of emergency. The fee will be pay
able the same as a laboratory fee up
on entrance to the university.
Red Tame cherry at Obak’s.
941 Willamette St. Phone 25
RESORT FOR GENTLEMEN
All Latest Dope on Sporti
EIGHTH A t. AN 9 WILLAMETTE ST. JAY MiSSRMM
CHARLES (DAD) LERRY
Cleans and Lays Carpets
Cleans and Oils Floors
Makes Over Mattresses.
All Work Guaranteed—Charges
Phone 477 Res. 462-R
668 Willamette Street
Eleventh and Alder Sts.

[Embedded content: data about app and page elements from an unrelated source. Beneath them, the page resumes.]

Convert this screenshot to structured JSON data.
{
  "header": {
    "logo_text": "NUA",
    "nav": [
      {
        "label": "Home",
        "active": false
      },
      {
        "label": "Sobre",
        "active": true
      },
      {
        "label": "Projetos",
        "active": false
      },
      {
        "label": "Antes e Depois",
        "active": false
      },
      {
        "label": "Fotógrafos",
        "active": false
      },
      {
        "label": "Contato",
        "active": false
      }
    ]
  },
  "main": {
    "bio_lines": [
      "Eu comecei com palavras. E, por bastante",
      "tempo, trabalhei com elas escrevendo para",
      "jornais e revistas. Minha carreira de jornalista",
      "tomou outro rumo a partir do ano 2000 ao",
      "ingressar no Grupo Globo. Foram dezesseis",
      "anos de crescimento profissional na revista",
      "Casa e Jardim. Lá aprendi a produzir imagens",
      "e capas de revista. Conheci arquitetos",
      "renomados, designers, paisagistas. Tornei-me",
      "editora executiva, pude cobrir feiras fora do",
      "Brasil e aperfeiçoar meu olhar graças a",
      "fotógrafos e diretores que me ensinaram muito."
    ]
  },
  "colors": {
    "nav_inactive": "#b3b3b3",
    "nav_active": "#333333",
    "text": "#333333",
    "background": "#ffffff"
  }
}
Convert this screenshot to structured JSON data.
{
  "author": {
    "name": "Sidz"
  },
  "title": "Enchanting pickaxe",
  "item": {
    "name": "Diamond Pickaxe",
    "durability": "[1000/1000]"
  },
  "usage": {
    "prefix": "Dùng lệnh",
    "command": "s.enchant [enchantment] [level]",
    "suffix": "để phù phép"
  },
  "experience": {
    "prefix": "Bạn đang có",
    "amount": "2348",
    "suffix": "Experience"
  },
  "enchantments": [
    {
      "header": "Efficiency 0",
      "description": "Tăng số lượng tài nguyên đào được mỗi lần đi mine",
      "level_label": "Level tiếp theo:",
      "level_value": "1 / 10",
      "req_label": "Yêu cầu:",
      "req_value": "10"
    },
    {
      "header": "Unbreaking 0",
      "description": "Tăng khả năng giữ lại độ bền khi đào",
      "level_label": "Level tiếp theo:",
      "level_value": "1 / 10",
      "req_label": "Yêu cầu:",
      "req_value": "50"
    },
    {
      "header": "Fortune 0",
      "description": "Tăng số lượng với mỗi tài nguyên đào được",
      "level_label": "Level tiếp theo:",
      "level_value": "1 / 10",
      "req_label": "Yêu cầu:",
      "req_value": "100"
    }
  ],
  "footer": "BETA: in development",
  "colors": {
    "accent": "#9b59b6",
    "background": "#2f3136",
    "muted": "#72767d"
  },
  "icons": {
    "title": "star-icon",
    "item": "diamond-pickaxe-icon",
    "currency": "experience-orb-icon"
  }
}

DONALD D. DUNCAN,
O. J. HURl)
Republican Candidate for the Office
of County Commissioner ■
As a member ot the 1913 Leglsla- »
ture was a consistent supporter of
the University Appropriation Bill;
also the Mlllage Tax Bill. I have
made a thorough and systematic
study of the road question both from j
a constructive and maintenance
standpoint, and was one of the first
men in Lane County to publicly advo
cate the patrol system of road up
keep. If I am nominated and elected
I will use my best efforts to make the
patrol system effective as far as
DORRIS PHOTO SHOP
Students having work done
with us must report on
proofs at once
Phone Us Your Orders
Everything in Photos
306 East 13th Avoaso
A Bowler Never Gets Ap
pendicitis, “That’s All”
685 Willamette St., Eugene
Wholesale sad Retail Peel ere ta
Phone 40 Bngeae, Ore.
LINN DRUG CO.
Phone 217 Free Delivery
The best place in Eugene to play pool and billiards.
CIGARS, CANDY, COLD DRINKS
Eugene Gun Co.
TENNIS BALLS—TENNIS RACQUETS
TRACK SHOES AND TRACK SUITS
Base Bail Supplies
EUGENE GUN COMPANY
770 Willamette Street*}
"The Prof, and
FRIDAY, MAY 8